Top of RECORDED INFORMATION

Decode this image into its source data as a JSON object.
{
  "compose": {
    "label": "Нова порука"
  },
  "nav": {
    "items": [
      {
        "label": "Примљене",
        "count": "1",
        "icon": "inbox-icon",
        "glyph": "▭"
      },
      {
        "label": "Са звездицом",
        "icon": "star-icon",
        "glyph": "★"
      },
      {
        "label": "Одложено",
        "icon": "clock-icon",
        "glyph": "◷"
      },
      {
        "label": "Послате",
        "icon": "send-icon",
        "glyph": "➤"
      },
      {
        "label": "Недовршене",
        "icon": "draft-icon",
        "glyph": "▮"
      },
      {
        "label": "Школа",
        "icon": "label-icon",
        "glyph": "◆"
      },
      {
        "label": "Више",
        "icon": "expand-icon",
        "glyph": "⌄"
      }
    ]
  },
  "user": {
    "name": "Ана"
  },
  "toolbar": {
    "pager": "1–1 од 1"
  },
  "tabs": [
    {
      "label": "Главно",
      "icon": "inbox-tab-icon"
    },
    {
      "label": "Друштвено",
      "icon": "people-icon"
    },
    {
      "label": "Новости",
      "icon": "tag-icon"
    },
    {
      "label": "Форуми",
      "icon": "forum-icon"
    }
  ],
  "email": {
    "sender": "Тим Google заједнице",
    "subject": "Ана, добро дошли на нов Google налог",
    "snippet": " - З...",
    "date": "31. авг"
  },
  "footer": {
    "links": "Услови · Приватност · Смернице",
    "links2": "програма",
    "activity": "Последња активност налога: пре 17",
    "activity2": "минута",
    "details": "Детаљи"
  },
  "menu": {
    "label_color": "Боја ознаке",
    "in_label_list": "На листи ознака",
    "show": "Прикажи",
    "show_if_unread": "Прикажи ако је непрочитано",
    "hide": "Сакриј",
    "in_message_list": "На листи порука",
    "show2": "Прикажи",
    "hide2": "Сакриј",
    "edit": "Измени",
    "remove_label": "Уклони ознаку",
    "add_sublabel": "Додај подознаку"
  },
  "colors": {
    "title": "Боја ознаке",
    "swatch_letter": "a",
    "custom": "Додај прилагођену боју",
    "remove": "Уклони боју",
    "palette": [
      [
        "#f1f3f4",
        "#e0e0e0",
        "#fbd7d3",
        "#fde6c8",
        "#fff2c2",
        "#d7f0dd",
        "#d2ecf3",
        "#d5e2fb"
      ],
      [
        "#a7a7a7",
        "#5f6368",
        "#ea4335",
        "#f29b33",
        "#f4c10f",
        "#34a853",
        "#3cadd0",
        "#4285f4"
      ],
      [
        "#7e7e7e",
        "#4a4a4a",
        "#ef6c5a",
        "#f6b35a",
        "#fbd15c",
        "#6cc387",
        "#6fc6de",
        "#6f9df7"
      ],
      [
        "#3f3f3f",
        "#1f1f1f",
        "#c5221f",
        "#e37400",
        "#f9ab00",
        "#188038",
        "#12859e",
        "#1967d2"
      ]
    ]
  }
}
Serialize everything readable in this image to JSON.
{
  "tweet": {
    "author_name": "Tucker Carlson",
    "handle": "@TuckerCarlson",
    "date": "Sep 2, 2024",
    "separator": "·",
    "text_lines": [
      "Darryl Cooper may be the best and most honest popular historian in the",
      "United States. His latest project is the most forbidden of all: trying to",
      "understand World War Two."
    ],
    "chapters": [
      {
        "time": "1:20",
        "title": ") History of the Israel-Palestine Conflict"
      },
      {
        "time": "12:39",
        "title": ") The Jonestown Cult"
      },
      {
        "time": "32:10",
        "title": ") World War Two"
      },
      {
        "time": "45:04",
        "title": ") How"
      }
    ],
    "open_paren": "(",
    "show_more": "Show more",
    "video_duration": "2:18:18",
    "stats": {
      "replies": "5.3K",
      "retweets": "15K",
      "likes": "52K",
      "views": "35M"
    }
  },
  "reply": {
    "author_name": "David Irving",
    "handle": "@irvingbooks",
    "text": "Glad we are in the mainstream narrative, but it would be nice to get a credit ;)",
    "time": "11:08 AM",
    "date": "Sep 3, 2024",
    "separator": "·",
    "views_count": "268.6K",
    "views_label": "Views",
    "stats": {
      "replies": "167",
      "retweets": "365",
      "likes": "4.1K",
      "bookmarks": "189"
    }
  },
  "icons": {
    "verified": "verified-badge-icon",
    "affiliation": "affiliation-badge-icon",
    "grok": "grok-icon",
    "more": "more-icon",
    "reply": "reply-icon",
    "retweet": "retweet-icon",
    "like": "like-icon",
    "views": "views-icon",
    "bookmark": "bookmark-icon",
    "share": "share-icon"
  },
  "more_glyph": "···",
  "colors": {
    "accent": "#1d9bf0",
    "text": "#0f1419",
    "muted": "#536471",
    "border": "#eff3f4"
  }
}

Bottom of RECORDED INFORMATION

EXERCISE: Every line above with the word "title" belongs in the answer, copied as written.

EXERCISE OUTPUT:
    "title": "Боја ознаке",
        "title": ") History of the Israel-Palestine Conflict"
        "title": ") The Jonestown Cult"
        "title": ") World War Two"
        "title": ") How"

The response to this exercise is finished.